It is with great pride that the Marblehead and Saint Lambert communities offer our heartfelt congratulations to all of you who would be celebrating the last year of your participation in the exchange.
Thank you for being a part of our great tradition!
Ryan Roshan Fekr
Marblehead - St-Lambert Hockey Exchange 2020-2021
Traditions will survive and endure...

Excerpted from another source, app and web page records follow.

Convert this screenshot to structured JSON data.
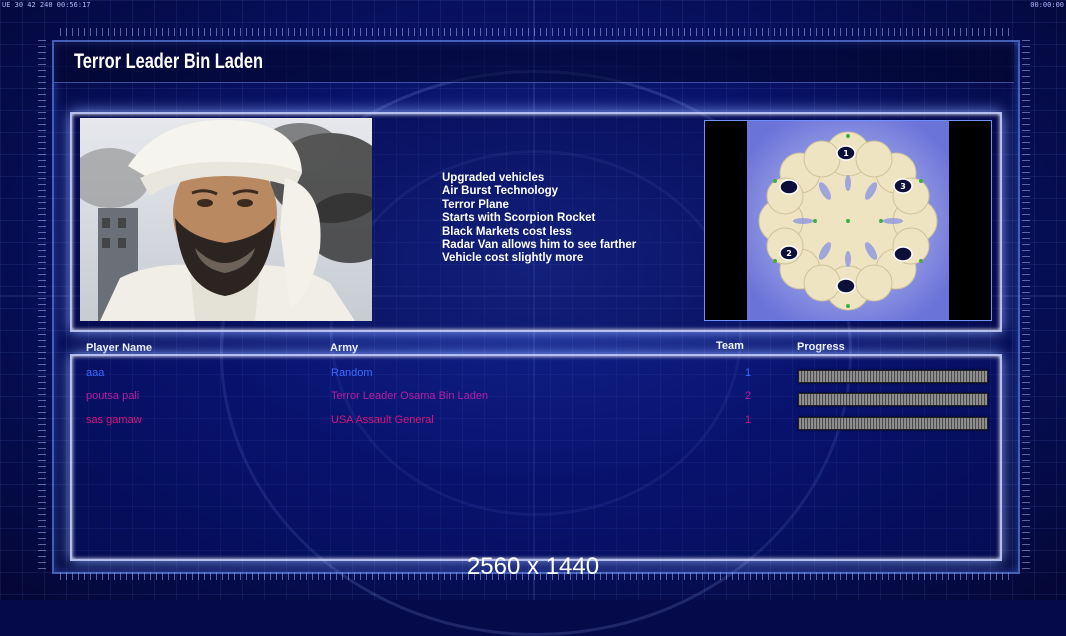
{
  "hud": {
    "top_left": "UE 30 42 240 00:56:17",
    "top_right": "00:00:00"
  },
  "title": "Terror Leader Bin Laden",
  "features": [
    "Upgraded vehicles",
    "Air Burst Technology",
    "Terror Plane",
    "Starts with Scorpion Rocket",
    "Black Markets cost less",
    "Radar Van allows him to see farther",
    "Vehicle cost slightly more"
  ],
  "map": {
    "start_positions": [
      "1",
      "2",
      "3"
    ]
  },
  "table": {
    "headers": {
      "player_name": "Player Name",
      "army": "Army",
      "team": "Team",
      "progress": "Progress"
    },
    "rows": [
      {
        "name": "aaa",
        "army": "Random",
        "team": "1",
        "color": "#3a6cff",
        "progress": 1.0
      },
      {
        "name": "poutsa pali",
        "army": "Terror Leader Osama Bin Laden",
        "team": "2",
        "color": "#b81ea0",
        "progress": 1.0
      },
      {
        "name": "sas gamaw",
        "army": "USA Assault General",
        "team": "1",
        "color": "#d4157a",
        "progress": 1.0
      }
    ]
  },
  "resolution": "2560 x 1440",
  "colors": {
    "background": "#061060",
    "panel_border": "#c8d2ff",
    "text": "#ffffff"
  }
}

This year was going to mark the 56th consecutive year that teams in Marblehead, Massachusetts, and Saint-Lambert, Canada, got together to participate in the oldest youth hockey cultural exchange in North America. If time is the most precious resource, there is no better way to spend it than surrounded by friends and family and doing something you love. For hockey families in Marblehead and Saint-Lambert, these exchange weekends are the epitome of time well spent. 2020 was different though. The US-Canada border has been closed to land travel for months and with social distancing still in full effect, canceling the exchange was the right thing to do, another loss in a year when so many have lost so much already. In this case, history may provide some hope that despite the gravity of our current situation, there will be a “new normal” and good times will return.
The Stanley Cup is one of the oldest trophies in professional sports. With two exceptions, for 127 years, the trophy has been awarded to the hockey team who could win it all at the end of each season. The story behind the first time no Cup winner was declared is tragically notable... and eerily familiar. In early 1918, isolated outbreaks of a new type of severe influenza were reported in Kansas. Troop movements during World War I facilitated the spread of this new virus all around the world. In the ensuing months, countless would perish in what is now remembered as the Spanish Flu pandemic.

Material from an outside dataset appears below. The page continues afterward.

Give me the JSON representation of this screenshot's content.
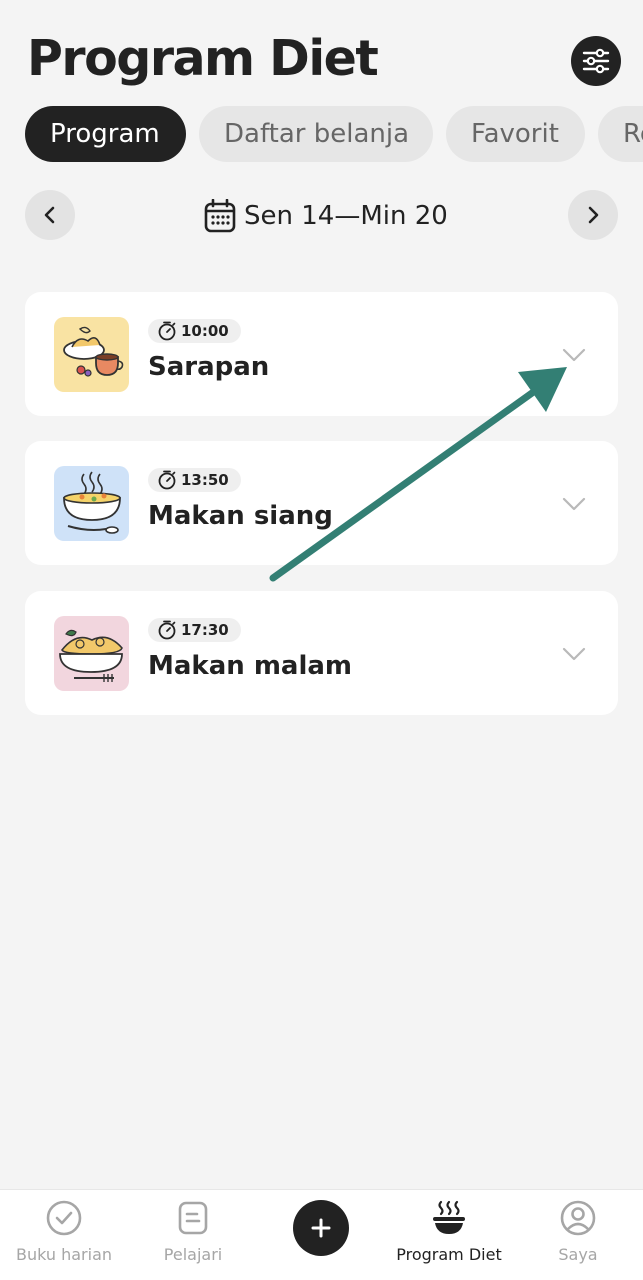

Recovering from a World War and being in the midst of a global pandemic, one can appreciate the public’s thirst for distractions and entertainment. The NHL thus started its second season in late December of that year. The Montreal Canadiens finished first and would travel west to face the Seattle Metropolitans in a best out of five championship series. Odd playoff games were to be played according to west coast rules, with seven players on the ice and forward passes being allowed, a game favoring speed. Even games were to be played according to east coast rule, with six on the ice and no forward passes, a game favoring individual skills. Seattle took an early 2 to 1 lead in the series. Game 4, said to be one of the greatest games ever played, ended in a 0-0 tie after two overtime periods. In game 5, played again according to eastern rules, Montreal rallied in the third period to come back from a 3-0 deficit and win in overtime. The injury report in the newspapers the next day mentioned sprains, cuts, and high fevers. Players on both teams had contracted the flu. Montreal, hit hardest and unable to pull together enough players tried to forfeit the series. Seattle’s head coach declined, hoping to earn a championship win on the ice. In the ensuing days, while most of the affected players recovered, the 37- year-old Montreal defenseman, Joe Hall, succumbed to complications from the disease. The playoffs were cancelled and the Cup was not awarded.
Many hockey legends, like George Vezina and Frank Calder survived that tragic winter. Through passion and dedication, they would help to grow the NHL and the reach of the sport. Generation after generation, young and old alike, would become captivated by its unique setting on ice, its pace, and the physicality and agility of its players. This would fuel growth in countless youth hockey programs to grow a talent pool that sustains the exciting level of play seen in today’s league.
The Marblehead-Saint-Lambert hockey exchange has its own decades-old origin story. Donald “Bud” Orne, one of the game’s many early enthusiasts and visionaries, created the Marblehead Youth Hockey Association in 1958 to make hockey available to all young athletes who wanted to try the sport. A few years after creating this new town athletic program, he and Bill Haskell, another youth hockey coach, came up with the idea of bringing hockey players from Marblehead to compete against a team in the Montreal area, where Bill frequently traveled to purchase lumber for his company. Around the same time Eric Sharp, the soon-to-be mayor of Saint-Lambert, a small community on the shore of Montreal, had inherited a brand new hockey arena with plenty of ice time available. Fortune would connect these three men together and in the winter of 1964, Eric drove teams to Marblehead to play games there. A few months later, Bud Orne traveled to Saint-Lambert to do the same. What started as a simple series of competitive games at home or away quickly evolved to a cultural exchange, allowing players and their families to mingle, grow together, build friendships, travel a bit, learn a new language, compete through games and skill competitions, exchange jerseys to play with buddies, watch coaches play together, and create lasting memories on and off the ice. For 55 uninterrupted years, this tradition has been held twice annually, with November seeing the Saint-Lambert teams travel south for a busy weekend of hockey and social events, while the Marblehead teams visited their Canadian host families and repeated the experience north of the border every February. And during every exchange weekend, the Kasper trophy, named after the Saint-Lambert native Steve Kasper, a retired NHL player and assistant coach, has been awarded to the winners of the friendly skills competition. Like the Stanley Cup in 1918-1919 though, there will be no winner of the Kasper trophy.
Thirty years after the ill-fated season of 1918-1919, the Stanley Cup was redesigned and an inscription commemorating the 1919 series was added onto the trophy, a reminder that traditions fueled by passion endure through tough times. Therefore, this year, we hold on to cherished memories of the past Marblehead Saint-Lambert exchanges. We will connect with our friends from across the borders virtually and do what we must to keep each other safe. As we look to the future with hope and confidence, we know that this year’s canceled exchange, like the 1919 NHL season, will be nothing but an anomaly in an otherwise rich, long and storied history. We look forward to being together again, and for now, thank each of you for your participation in our tradition, one that will endure the test of our time.